So, now that I have Linux running on a PowerPC, is it usable? Yes, as far as everything that comes on the CDs. However, if you want to install something else, you need to look for a source-code distribution and build it yourself. That pretty much rules out commercial software.

You see, it's almost guaranteed that any company that distributes a binary Linux version of their product will only have x86 available (not PPC). That makes it kind of tough to download things that you take for granted in the Windows environment that only runs on x86.

Case in point: almost every web site out there that my daughter would want to visit seems to use Flash, but Macromedia does not have a PPC Linux version of the Flash player (they do have a Linux x86 version, though). So, this means that this new machine, even with it's very standards compliant FireFox 1.5, is almost worthless in the eyes of an 8-year old.

I'll give it another 6-12 months, and then I'll get the urge to see what's new in Linux. Next time, I'll likely install on x86 so that I can get a true representative experience.

Thursday, April 06, 2006

Congratulations Jim!

When you become involved in user groups to the point that you're either helping to lead a group, or actually leading, it becomes inevitable that you'll form acquaintances (if not friendships) with leaders from other groups in your region. As such, I've gotten to know [at some level, at least] John Hopkins, Bill Wagner, James Avery, Dave Donaldson, Brian Prince, Patrick Steele, and the Holmes Brothers (Josh and Jim).

Congratulations to the latter: Jim was awarded the Microsoft MVP Award for Visual C#!

Wednesday, April 05, 2006

CableCards and the DIY HTPC

It's been widely discussed, including on this blog, that because of certification requirements, only the big system builders will be able to put together a HTPC (Home Theater PC, like Media Center) that includes CableCard technology.

As a refresher, a CableCard is an addressable device that you would register with your local cable company, and is essentially a whole digital cable converter box on a little card.
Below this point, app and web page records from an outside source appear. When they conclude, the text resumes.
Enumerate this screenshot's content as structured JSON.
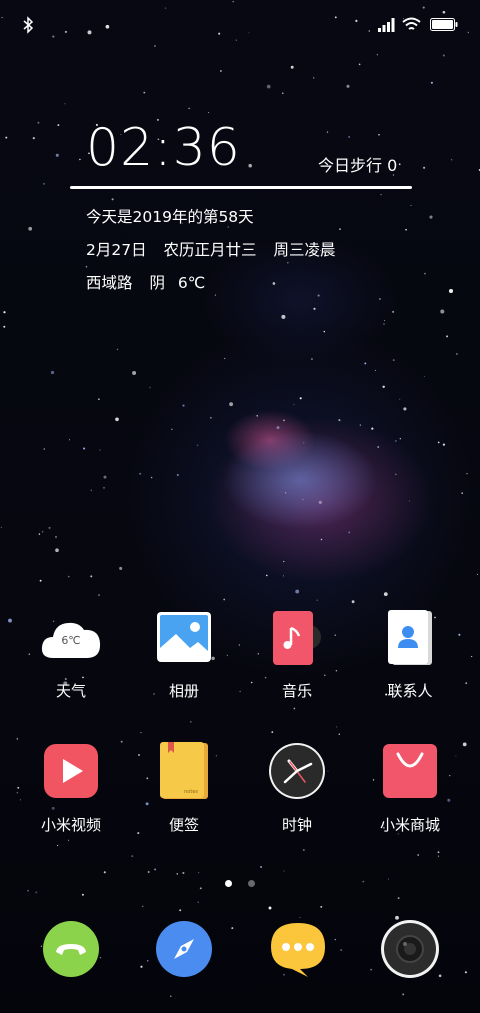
{
  "status_bar": {
    "left_icons": [
      "bluetooth-icon"
    ],
    "right_icons": [
      "signal-icon",
      "wifi-icon",
      "battery-icon"
    ]
  },
  "clock_widget": {
    "time": "02:36",
    "steps": "今日步行 0",
    "day_of_year": "今天是2019年的第58天",
    "date": "2月27日",
    "lunar": "农历正月廿三",
    "weekday_period": "周三凌晨",
    "location": "西域路",
    "weather": "阴",
    "temperature": "6℃"
  },
  "apps": [
    {
      "label": "天气",
      "icon": "weather-icon",
      "icon_text": "6℃",
      "color": "#ffffff"
    },
    {
      "label": "相册",
      "icon": "gallery-icon",
      "color": "#4aa3f0"
    },
    {
      "label": "音乐",
      "icon": "music-icon",
      "color": "#f2566a"
    },
    {
      "label": "联系人",
      "icon": "contacts-icon",
      "color": "#ffffff"
    },
    {
      "label": "小米视频",
      "icon": "video-play-icon",
      "color": "#f25562"
    },
    {
      "label": "便签",
      "icon": "notes-icon",
      "icon_text": "notes",
      "color": "#f7c948"
    },
    {
      "label": "时钟",
      "icon": "clock-icon",
      "color": "#2a2a2a"
    },
    {
      "label": "小米商城",
      "icon": "shopping-bag-icon",
      "color": "#f2566a"
    }
  ],
  "page_indicator": {
    "pages": 2,
    "current": 1
  },
  "dock": [
    {
      "icon": "phone-icon",
      "color": "#8bd34a"
    },
    {
      "icon": "browser-compass-icon",
      "color": "#4a8cf0"
    },
    {
      "icon": "messages-icon",
      "color": "#fbc53c"
    },
    {
      "icon": "camera-icon",
      "color": "#2c2c2c"
    }
  ]
}
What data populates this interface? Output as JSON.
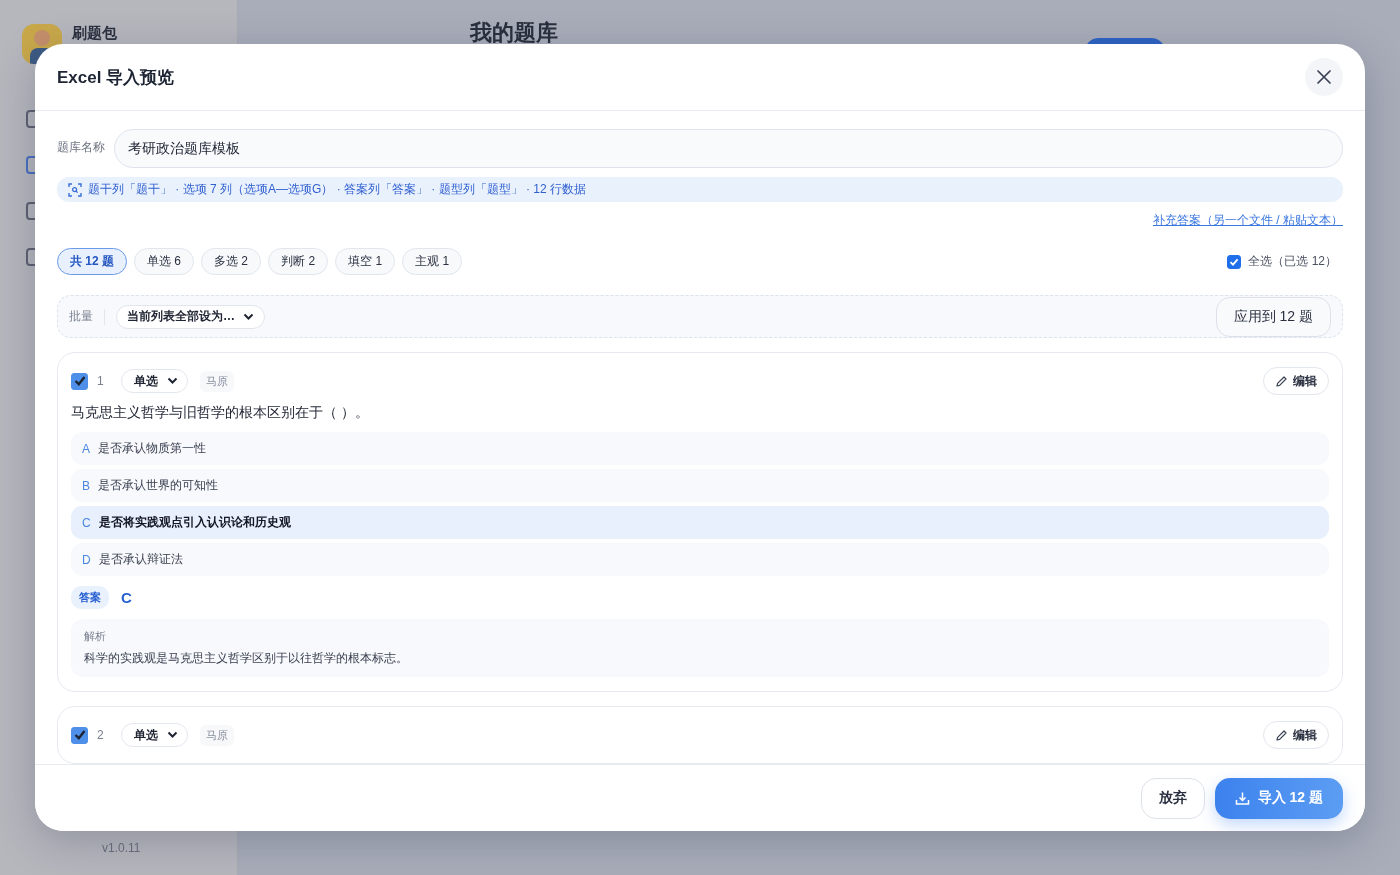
{
  "background": {
    "app_name": "刷题包",
    "page_title": "我的题库",
    "version": "v1.0.11"
  },
  "dialog": {
    "title": "Excel 导入预览",
    "bank_name": {
      "label": "题库名称",
      "value": "考研政治题库模板"
    },
    "detected": "题干列「题干」 · 选项 7 列（选项A—选项G） · 答案列「答案」 · 题型列「题型」 · 12 行数据",
    "supplement_link": "补充答案（另一个文件 / 粘贴文本）",
    "filters": [
      {
        "label": "共 12 题",
        "selected": true
      },
      {
        "label": "单选 6",
        "selected": false
      },
      {
        "label": "多选 2",
        "selected": false
      },
      {
        "label": "判断 2",
        "selected": false
      },
      {
        "label": "填空 1",
        "selected": false
      },
      {
        "label": "主观 1",
        "selected": false
      }
    ],
    "select_all": {
      "label": "全选（已选 12）",
      "checked": true
    },
    "batch": {
      "label": "批量",
      "select": "当前列表全部设为…",
      "apply": "应用到 12 题"
    },
    "questions": [
      {
        "number": "1",
        "checked": true,
        "type": "单选",
        "tag": "马原",
        "edit": "编辑",
        "stem": "马克思主义哲学与旧哲学的根本区别在于（ ）。",
        "options": [
          {
            "letter": "A",
            "text": "是否承认物质第一性",
            "selected": false
          },
          {
            "letter": "B",
            "text": "是否承认世界的可知性",
            "selected": false
          },
          {
            "letter": "C",
            "text": "是否将实践观点引入认识论和历史观",
            "selected": true
          },
          {
            "letter": "D",
            "text": "是否承认辩证法",
            "selected": false
          }
        ],
        "answer_label": "答案",
        "answer": "C",
        "analysis_label": "解析",
        "analysis": "科学的实践观是马克思主义哲学区别于以往哲学的根本标志。"
      },
      {
        "number": "2",
        "checked": true,
        "type": "单选",
        "tag": "马原",
        "edit": "编辑"
      }
    ]
  },
  "footer": {
    "cancel": "放弃",
    "import": "导入 12 题"
  }
}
The point is that with a CableCard, you don't need the converter box in order to tune in the digital-only channels (including premium channels).
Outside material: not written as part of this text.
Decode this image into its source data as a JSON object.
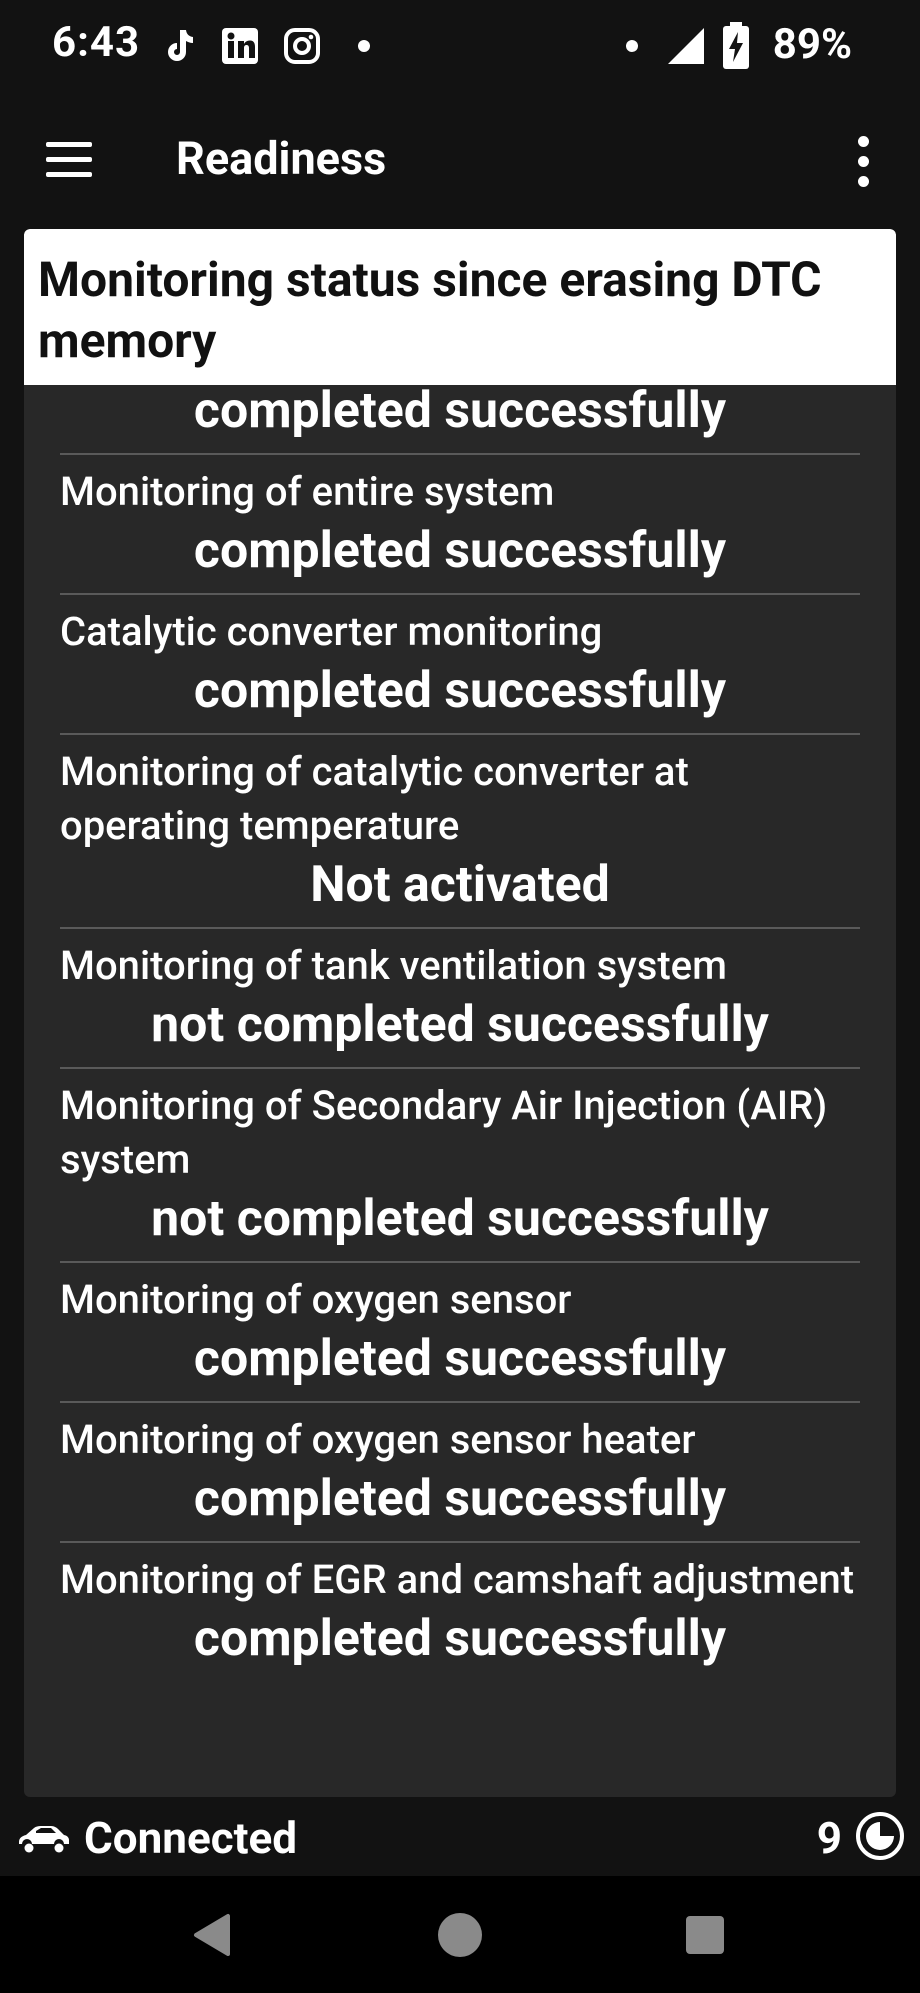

I have always said that this would be a PCI form factor. But, I went over to my friend Mokee's house over the weekend, and he showed me his new HDTV. Among other things, it had CableCard support built into the TV (and they, in fact, are renting a CableCard from Adelphia). To my surprise, a CableCard actually uses the PC Card (PCMCIA) form factor. I didn't get to fully examine it, but I'm assuming/guessing that the tuner itself is built into the TV and the CableCard is just a decryption device.

Given the fact that the cable companies will rent you one of these for your TV, I don't see why you wouldn't be able to just move one from the TV into a PC after the cable guy leaves your house. This is assuming that you'll have drivers for it, and can somehow integrate with your existing ATSC tuner card, but I'm sure that the gray market folks and/or Open Source crowd will ensure that those are available.

Bottom line: At this time, I think that the Do It Yourself'ers will be very likely to build a Media Center PC with CableCard support (renting the card from the cable company).

Ghost Hunters were in Louisville, KY

Last week kicked off Season 3 of Ghost Hunters on SciFi. That episode took place at an old Sanitorium (Waverly Hills) in Louisville, KY, and they captured a couple of neat pieces of evidence.

The Where Clause

I've been listening to some of Chuck Boyce's interviews from DevConnections. Chuck has a podcast called The Where Clause that is hosted on SSWUG Radio, and my blog has been linked to on a couple of his shows.

In particular, the Matt Nunn interview is interesting because it contains some enlightening information about SQL Server Express (I met Matt last year at the CSD Competition dinner. At the time, he was a Program Manager for SQL Server, but now has moved on to a VSTS role).

Carl Franklin interview is next...